At the Siksika Nation, the Provincial Court of Alberta sits on the reserve and has been served since 1998 by a Judge of Aboriginal heritage and a dedicated Crown prosecutor from the Calgary Crown Prosecutors’ office. This arrangement permits the Crown prosecutor to form a close working relationship with the Nation and supports the provision of culturally sensitive prosecution services.  

The first Aboriginal Court in Canada was the Tsuu T’ina First Nation Court (or Peacemaking Court), established in October 2000. The Tsuu T’ina Court has jurisdiction over criminal, youth, and bylaw offences committee on the Tsuu T’ina reserve. The Tsuu T’ina Court is a marriage of two separate systems: the Alberta Provincial Court and the Peacemaker process, which work together in a unique way.

Drug Court

The Provincial Court of Alberta started a Drug Treatment Court in 2005. The program is intended to break the cycle of criminal behavior driven by drug addiction, by offering participants a chance to avoid prison and complete a drug treatment program in the case of non-violent offences. The program is comprehensive and aims to reduce the number of crimes committed to support drug dependence through judicial supervision, drug abuse treatment, frequent drug testing, incentives, sanctions and social services support. Calgary and Edmonton have a Drug Treatment Court program.

Domestic Court
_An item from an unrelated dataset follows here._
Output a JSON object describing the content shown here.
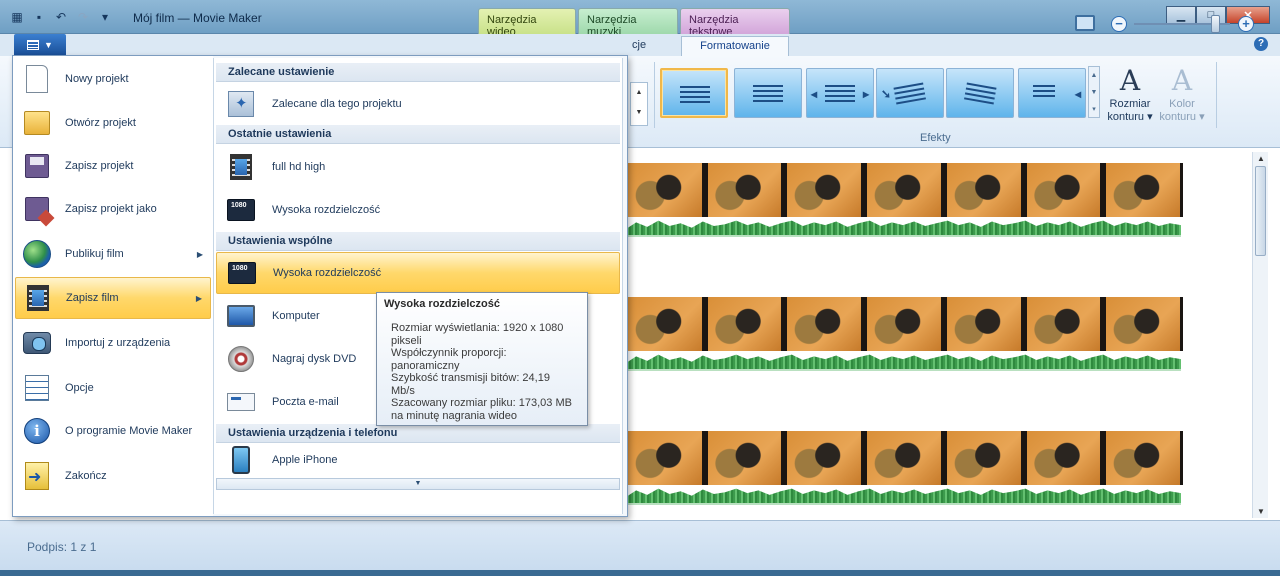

A specialized Domestic Court started in Calgary in 2000 (specialized docket) and 2005 (specialized court process). Domestic violence courts recognize the unique characteristics of violence between family members. They emphasize the importance of early and effective intervention in abusive situations in order to increase victim safety and allow for a greater chance of offender rehabilitation. These courts work with social service agencies and workers to provide support services for victims and require offenders to take responsibility for their actions, not only through regular legal sanctions, but also through monitoring and counselling.